Guillam we’ve just seen end his personal relationship at Smiley’s request on such thin grounds that I said “WTF?” at the TV screen while watching it. I knew watching that scene that it was there for some other reason than plot, and only later figured out that it was a pointer to this isolation theme.
Prideaux dooms himself by going to Haydon to warn him that Control is looking for a mole. He does it because of that personal relationship. When he has made the decision to kill the traitor Haydon, at the very end, he has another bit of on-the-nose dialog where he tells Bill Roach to go fit in with the other boys and be one of them. “Don’t end up like us lot”, aka, exactly Ricki Tarr’s message.
George Smiley, of course, has famously been abandoned by his wife Anne. And at no moment do we see Anne Smiley.
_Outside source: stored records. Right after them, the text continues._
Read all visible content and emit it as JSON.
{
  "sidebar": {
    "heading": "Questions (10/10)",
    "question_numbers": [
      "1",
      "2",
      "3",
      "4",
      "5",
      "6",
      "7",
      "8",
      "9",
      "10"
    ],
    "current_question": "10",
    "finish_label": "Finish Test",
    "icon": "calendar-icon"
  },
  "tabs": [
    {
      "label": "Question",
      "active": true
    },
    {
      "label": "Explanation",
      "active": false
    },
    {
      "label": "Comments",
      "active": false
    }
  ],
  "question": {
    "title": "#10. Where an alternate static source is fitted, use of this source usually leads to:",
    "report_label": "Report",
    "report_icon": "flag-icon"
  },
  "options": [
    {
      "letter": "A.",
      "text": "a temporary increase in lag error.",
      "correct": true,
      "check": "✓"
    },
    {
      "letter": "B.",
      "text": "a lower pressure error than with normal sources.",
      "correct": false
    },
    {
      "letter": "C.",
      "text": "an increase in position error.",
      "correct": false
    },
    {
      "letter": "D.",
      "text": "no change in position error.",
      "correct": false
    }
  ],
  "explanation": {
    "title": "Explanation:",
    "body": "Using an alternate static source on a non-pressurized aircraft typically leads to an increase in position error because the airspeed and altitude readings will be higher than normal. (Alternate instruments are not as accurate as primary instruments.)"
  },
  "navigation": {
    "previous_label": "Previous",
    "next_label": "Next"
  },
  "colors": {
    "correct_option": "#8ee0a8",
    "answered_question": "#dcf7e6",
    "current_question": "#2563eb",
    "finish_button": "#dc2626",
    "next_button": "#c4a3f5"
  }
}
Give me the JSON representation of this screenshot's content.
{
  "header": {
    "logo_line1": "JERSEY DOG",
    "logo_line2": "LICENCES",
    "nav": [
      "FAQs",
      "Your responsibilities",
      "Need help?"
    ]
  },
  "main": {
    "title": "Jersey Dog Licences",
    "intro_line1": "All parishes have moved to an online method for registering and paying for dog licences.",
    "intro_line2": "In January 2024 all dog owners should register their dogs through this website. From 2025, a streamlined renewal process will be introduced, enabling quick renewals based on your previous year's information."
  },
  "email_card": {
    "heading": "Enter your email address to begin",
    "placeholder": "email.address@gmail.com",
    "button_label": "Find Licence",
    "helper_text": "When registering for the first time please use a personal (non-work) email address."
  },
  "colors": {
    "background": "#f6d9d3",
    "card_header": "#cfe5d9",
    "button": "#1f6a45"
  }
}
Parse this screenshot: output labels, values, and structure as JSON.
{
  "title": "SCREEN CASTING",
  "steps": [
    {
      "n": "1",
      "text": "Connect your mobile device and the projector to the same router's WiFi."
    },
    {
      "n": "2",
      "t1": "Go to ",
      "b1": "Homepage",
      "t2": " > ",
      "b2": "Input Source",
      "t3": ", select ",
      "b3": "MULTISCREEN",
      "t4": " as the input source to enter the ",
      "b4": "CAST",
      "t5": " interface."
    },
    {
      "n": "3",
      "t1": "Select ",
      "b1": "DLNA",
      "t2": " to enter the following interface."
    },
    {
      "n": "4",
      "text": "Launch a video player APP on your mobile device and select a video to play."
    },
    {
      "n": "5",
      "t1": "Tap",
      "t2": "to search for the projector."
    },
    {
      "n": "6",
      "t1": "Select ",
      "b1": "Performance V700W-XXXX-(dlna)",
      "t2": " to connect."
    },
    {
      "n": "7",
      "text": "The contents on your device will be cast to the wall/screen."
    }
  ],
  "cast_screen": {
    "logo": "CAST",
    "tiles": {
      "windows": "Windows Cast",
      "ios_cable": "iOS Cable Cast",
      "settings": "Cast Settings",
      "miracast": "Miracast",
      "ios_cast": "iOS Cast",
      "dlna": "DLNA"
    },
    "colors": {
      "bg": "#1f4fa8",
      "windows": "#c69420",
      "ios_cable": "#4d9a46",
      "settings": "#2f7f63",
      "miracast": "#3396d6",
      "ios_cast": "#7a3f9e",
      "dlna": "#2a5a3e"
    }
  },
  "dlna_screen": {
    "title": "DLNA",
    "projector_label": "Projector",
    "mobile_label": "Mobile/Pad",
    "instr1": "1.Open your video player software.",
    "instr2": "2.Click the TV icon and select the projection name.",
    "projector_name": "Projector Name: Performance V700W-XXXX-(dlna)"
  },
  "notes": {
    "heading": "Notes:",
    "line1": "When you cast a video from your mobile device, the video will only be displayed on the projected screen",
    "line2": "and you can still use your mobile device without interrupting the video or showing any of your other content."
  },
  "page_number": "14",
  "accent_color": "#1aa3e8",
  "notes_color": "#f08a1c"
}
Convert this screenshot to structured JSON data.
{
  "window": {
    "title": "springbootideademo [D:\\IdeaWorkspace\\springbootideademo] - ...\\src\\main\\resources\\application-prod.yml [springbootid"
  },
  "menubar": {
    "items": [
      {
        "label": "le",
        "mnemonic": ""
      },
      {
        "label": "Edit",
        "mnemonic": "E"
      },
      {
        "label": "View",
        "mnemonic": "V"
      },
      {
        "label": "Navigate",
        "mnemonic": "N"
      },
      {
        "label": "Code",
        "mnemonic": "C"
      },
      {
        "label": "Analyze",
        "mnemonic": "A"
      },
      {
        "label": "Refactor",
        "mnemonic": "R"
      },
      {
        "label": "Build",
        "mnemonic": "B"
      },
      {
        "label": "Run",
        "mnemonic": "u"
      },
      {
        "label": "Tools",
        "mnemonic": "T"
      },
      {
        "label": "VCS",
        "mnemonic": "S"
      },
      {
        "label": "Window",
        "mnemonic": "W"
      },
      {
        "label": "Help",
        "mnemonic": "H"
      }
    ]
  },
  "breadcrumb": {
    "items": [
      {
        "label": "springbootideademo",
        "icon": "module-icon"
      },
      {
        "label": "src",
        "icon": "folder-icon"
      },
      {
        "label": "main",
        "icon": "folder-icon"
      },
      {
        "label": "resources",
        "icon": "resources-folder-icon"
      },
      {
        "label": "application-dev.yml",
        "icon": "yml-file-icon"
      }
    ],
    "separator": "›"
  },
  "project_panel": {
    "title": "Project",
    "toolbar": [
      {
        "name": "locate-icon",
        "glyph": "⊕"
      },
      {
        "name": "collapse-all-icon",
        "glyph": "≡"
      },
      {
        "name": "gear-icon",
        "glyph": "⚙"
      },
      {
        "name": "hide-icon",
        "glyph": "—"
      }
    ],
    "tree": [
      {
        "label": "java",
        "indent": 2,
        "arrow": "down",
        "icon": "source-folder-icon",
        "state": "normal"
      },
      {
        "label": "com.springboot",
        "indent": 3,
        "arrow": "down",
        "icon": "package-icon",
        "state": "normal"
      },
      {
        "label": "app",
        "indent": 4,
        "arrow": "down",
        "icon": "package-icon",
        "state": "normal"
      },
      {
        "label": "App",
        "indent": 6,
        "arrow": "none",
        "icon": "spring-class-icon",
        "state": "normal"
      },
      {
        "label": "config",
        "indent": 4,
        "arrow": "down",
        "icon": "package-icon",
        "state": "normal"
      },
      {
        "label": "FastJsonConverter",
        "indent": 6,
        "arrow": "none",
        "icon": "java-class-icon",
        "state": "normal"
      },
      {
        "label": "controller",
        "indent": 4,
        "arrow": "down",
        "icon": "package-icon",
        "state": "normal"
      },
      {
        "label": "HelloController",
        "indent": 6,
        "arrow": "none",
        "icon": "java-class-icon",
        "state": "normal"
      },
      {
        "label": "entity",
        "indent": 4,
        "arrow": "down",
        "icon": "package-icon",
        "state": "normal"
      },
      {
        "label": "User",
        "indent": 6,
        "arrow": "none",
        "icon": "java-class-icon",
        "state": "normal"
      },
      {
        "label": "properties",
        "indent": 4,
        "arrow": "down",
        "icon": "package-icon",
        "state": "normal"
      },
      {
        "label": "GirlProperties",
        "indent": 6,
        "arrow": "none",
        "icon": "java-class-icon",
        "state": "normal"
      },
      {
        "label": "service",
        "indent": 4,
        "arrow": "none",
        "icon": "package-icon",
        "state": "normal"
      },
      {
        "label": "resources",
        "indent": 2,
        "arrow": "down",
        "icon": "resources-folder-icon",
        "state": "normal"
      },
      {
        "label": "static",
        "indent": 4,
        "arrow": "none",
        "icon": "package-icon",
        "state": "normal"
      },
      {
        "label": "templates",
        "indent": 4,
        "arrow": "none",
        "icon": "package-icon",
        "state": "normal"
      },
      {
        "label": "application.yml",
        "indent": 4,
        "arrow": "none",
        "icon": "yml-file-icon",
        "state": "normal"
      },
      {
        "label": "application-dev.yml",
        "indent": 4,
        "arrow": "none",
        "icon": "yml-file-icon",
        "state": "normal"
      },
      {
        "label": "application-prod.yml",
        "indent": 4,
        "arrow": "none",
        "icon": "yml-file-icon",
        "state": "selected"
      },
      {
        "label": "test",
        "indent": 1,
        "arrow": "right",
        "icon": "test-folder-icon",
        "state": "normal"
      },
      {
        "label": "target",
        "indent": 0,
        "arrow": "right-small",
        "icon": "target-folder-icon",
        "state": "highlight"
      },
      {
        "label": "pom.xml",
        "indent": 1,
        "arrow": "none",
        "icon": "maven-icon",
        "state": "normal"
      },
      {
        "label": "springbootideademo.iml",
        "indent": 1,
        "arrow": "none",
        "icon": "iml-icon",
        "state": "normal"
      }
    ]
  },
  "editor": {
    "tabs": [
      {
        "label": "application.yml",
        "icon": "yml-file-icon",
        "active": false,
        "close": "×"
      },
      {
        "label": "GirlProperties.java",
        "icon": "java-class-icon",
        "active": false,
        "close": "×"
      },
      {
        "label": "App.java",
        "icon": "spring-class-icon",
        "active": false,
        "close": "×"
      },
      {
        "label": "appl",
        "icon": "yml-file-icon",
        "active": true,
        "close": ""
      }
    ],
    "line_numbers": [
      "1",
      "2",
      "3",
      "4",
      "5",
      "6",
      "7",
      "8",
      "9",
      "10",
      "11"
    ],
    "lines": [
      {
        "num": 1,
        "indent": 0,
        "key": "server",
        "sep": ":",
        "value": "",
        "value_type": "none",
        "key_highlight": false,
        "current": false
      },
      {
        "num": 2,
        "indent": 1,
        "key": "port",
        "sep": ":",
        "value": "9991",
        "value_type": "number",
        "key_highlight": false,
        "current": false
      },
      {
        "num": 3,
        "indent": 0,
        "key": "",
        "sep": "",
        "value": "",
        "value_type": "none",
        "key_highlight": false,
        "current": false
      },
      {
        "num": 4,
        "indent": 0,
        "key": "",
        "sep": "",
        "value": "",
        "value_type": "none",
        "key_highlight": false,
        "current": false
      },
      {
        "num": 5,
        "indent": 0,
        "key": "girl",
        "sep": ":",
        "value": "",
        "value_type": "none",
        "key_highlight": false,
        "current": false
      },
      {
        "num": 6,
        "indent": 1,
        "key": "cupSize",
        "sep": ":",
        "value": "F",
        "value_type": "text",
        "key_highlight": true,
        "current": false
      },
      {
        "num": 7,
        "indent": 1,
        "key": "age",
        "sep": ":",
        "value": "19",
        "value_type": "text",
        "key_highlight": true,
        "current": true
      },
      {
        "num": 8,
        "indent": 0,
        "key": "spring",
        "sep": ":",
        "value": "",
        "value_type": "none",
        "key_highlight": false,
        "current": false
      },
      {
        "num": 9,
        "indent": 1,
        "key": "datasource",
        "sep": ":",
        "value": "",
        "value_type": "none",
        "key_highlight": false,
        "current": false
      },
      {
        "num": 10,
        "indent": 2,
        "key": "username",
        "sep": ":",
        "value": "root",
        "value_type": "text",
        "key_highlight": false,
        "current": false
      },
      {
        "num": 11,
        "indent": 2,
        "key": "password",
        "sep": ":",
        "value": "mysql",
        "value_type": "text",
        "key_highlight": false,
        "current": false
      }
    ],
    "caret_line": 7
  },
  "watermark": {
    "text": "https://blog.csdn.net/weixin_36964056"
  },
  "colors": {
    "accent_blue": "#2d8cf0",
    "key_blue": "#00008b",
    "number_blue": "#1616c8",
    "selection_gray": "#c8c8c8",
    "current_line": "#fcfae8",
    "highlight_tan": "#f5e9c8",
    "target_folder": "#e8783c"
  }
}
We do not get the novel’s search for her, or the miniseries’s final scene in which Smiley talks to her about Haydon. (The miniseries does not stray from the novel’s betrayal theme.) Smiley at the end of this film ascends to his proper place at the head of the Circus with what has to be ironic applause from the soundtrack, but we see no sign of Anne in his life any more. He’s cut off all ties. Success for him at his job, then.
So it’s interesting in its own right, but I’m not so sure it can stand in place of that novel. Not a faithful adaptation at its heart. Which is okay, since we already had a faithful adaptation. Future ones can stray.